It’s hard (maybe almost impossible) to devote time to this blog anymore, but I miss it.
This week I’ve had a world-collapsing-on-itself experience of strangely-timed coincidences:
- Reading a chapter out of The War of the Soups and the Sparks: The Discovery of Neurotransmitters and the Dispute Over How Nerves Communicate, I heard about this piece of scientific equipment called a glass cannula, which is basically a teeny tiny glass tube that can be used to put miniscule amounts of neurotransmitters in contact with neurons, increasing or decreasing their activation. This is pretty far from anything I will ever do, but it was pretty interesting to read about how neurotransmitters (the relatively few we know about) were discovered.
- For the same class, I also read about Freud’s early research in this book: Psychoanalysis: Freud’s Cognitive Psychology… First he was a neurologist, and then, because he kept getting patients he couldn’t figure out, he started to study hypnosis. Hypnosis had been influenced by some of the practices surrounding animal magnetism — the idea that living things contained a magnetic charge that could be manipulated in healing ways… This guy, Mesmer, was the magnet man:
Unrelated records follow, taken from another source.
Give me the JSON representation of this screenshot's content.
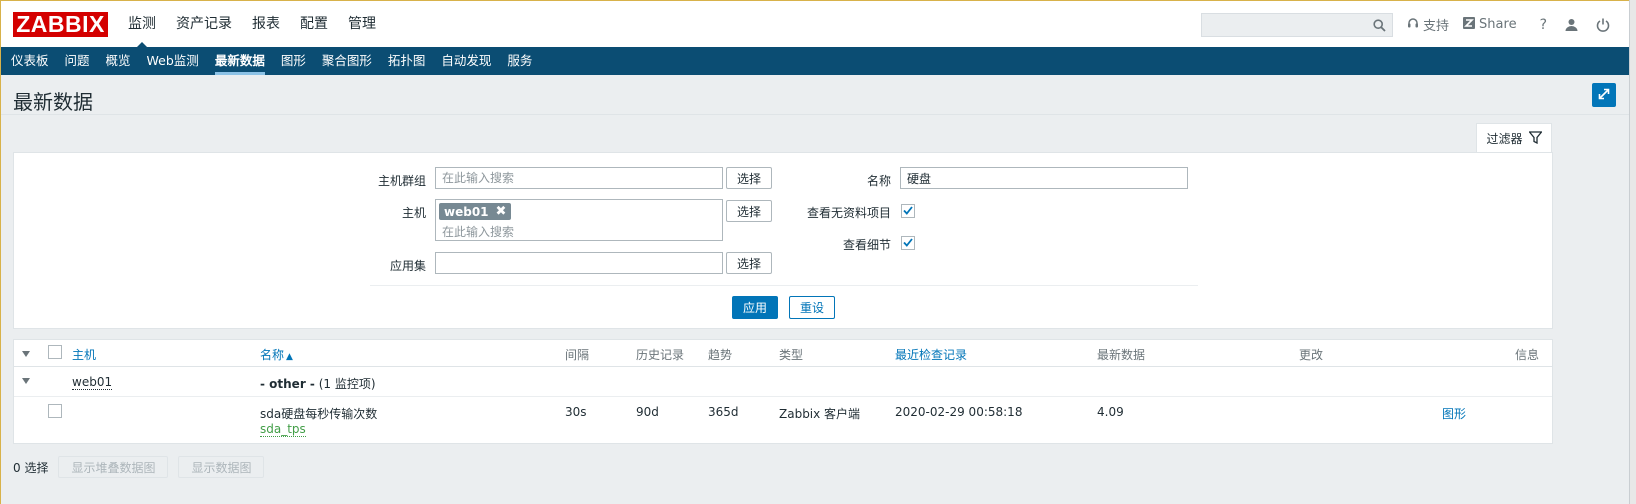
{
  "brand": {
    "logo_text": "ZABBIX",
    "logo_color": "#d40000"
  },
  "main_menu": [
    {
      "label": "监测",
      "active": true
    },
    {
      "label": "资产记录"
    },
    {
      "label": "报表"
    },
    {
      "label": "配置"
    },
    {
      "label": "管理"
    }
  ],
  "header_right": {
    "search_placeholder": "",
    "support_label": "支持",
    "share_label": "Share",
    "help_label": "?"
  },
  "sub_menu": [
    {
      "label": "仪表板"
    },
    {
      "label": "问题"
    },
    {
      "label": "概览"
    },
    {
      "label": "Web监测"
    },
    {
      "label": "最新数据",
      "active": true
    },
    {
      "label": "图形"
    },
    {
      "label": "聚合图形"
    },
    {
      "label": "拓扑图"
    },
    {
      "label": "自动发现"
    },
    {
      "label": "服务"
    }
  ],
  "page": {
    "title": "最新数据"
  },
  "filter": {
    "tab_label": "过滤器",
    "host_group_label": "主机群组",
    "host_group_placeholder": "在此输入搜索",
    "host_label": "主机",
    "host_tag": "web01",
    "host_placeholder": "在此输入搜索",
    "app_label": "应用集",
    "app_value": "",
    "select_label": "选择",
    "name_label": "名称",
    "name_value": "硬盘",
    "show_no_data_label": "查看无资料项目",
    "show_no_data_checked": true,
    "show_details_label": "查看细节",
    "show_details_checked": true,
    "apply_label": "应用",
    "reset_label": "重设"
  },
  "table": {
    "columns": {
      "host": "主机",
      "name": "名称",
      "name_sort": "▲",
      "interval": "间隔",
      "history": "历史记录",
      "trends": "趋势",
      "type": "类型",
      "last_check": "最近检查记录",
      "last_value": "最新数据",
      "change": "更改",
      "info": "信息"
    },
    "group": {
      "host": "web01",
      "app": "- other -",
      "count": "(1 监控项)"
    },
    "row": {
      "name": "sda硬盘每秒传输次数",
      "key": "sda_tps",
      "interval": "30s",
      "history": "90d",
      "trends": "365d",
      "type": "Zabbix 客户端",
      "last_check": "2020-02-29 00:58:18",
      "last_value": "4.09",
      "change": "",
      "action": "图形"
    }
  },
  "footer": {
    "selected": "0 选择",
    "stacked_graph_label": "显示堆叠数据图",
    "graph_label": "显示数据图"
  },
  "colors": {
    "nav": "#0b4d73",
    "accent": "#0275b8",
    "link_green": "#429e47"
  }
}
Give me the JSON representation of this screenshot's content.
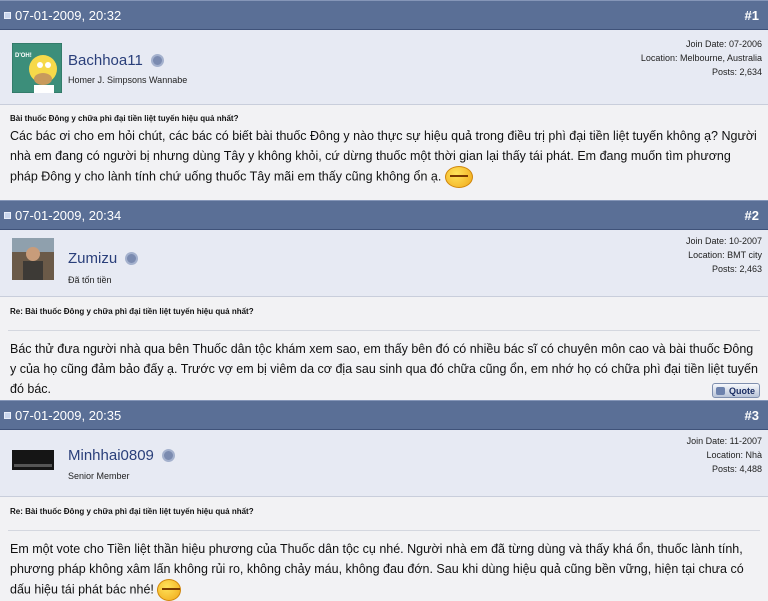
{
  "posts": [
    {
      "date": "07-01-2009, 20:32",
      "number": "#1",
      "username": "Bachhoa11",
      "usertitle": "Homer J. Simpsons Wannabe",
      "join_date": "Join Date: 07-2006",
      "location": "Location: Melbourne, Australia",
      "posts": "Posts: 2,634",
      "title": "Bài thuốc Đông y chữa phì đại tiền liệt tuyến hiệu quả nhất?",
      "message": "Các bác ơi cho em hỏi chút, các bác có biết bài thuốc Đông y nào thực sự hiệu quả trong điều trị phì đại tiền liệt tuyến không ạ? Người nhà em đang có người bị nhưng dùng Tây y không khỏi, cứ dừng thuốc một thời gian lại thấy tái phát. Em đang muốn tìm phương pháp Đông y cho lành tính chứ uống thuốc Tây mãi em thấy cũng không ổn ạ.",
      "avatar_label": "D'OH!"
    },
    {
      "date": "07-01-2009, 20:34",
      "number": "#2",
      "username": "Zumizu",
      "usertitle": "Đã tốn tiền",
      "join_date": "Join Date: 10-2007",
      "location": "Location: BMT city",
      "posts": "Posts: 2,463",
      "title": "Re: Bài thuốc Đông y chữa phì đại tiền liệt tuyến hiệu quả nhất?",
      "message": "Bác thử đưa người nhà qua bên Thuốc dân tộc khám xem sao, em thấy bên đó có nhiều bác sĩ có chuyên môn cao và bài thuốc Đông y của họ cũng đảm bảo đấy ạ. Trước vợ em bị viêm da cơ địa sau sinh qua đó chữa cũng ổn, em nhớ họ có chữa phì đại tiền liệt tuyến đó bác.",
      "quote_label": "Quote"
    },
    {
      "date": "07-01-2009, 20:35",
      "number": "#3",
      "username": "Minhhai0809",
      "usertitle": "Senior Member",
      "join_date": "Join Date: 11-2007",
      "location": "Location: Nhà",
      "posts": "Posts: 4,488",
      "title": "Re: Bài thuốc Đông y chữa phì đại tiền liệt tuyến hiệu quả nhất?",
      "message": "Em một vote cho Tiền liệt thần hiệu phương của Thuốc dân tộc cụ nhé. Người nhà em đã từng dùng và thấy khá ổn, thuốc lành tính, phương pháp không xâm lấn không rủi ro, không chảy máu, không đau đớn. Sau khi dùng hiệu quả cũng bền vững, hiện tại chưa có dấu hiệu tái phát bác nhé!"
    }
  ],
  "colors": {
    "header_bg": "#5a6f96",
    "userinfo_bg": "#e7eaf3",
    "body_bg": "#f2f2f4",
    "username": "#2a3f7a"
  }
}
- After class and a power nap at school, I went to the symphony (National Symphony Orchestra — hurrah!) with a friend who regularly scores comp tickets at the Kennedy Center because once she crossed the street to pet the right person’s cute puppy (seriously). The featured guest was Jörg Widmann, a composer and clarinetist. The first piece we heard was composed by him and featured the glass armonica (AKA glass harmonica). WTF is that? Awesome, is what it is:
- Also, check out more Widmann. He was pretty incredible.
- The “glass” in glass armonica reminded me of the tiny glass pipettes, and I had this sort of reverie of neurons and hypnosis and mysterious labs, forests, and fog. Here’s the music
- Incidentally, Benjamin Franklin invented the glass harmonica.
- Incidentally, Benjamin Franklin was treated by Mesmer.
- Incidentally, Mesmer used the glass armonica (or something like it) in his treatments.
- Mozart was a Mesmer fan.
- Widmann played Mozart.
And with that I’m going to get some much-needed sleep.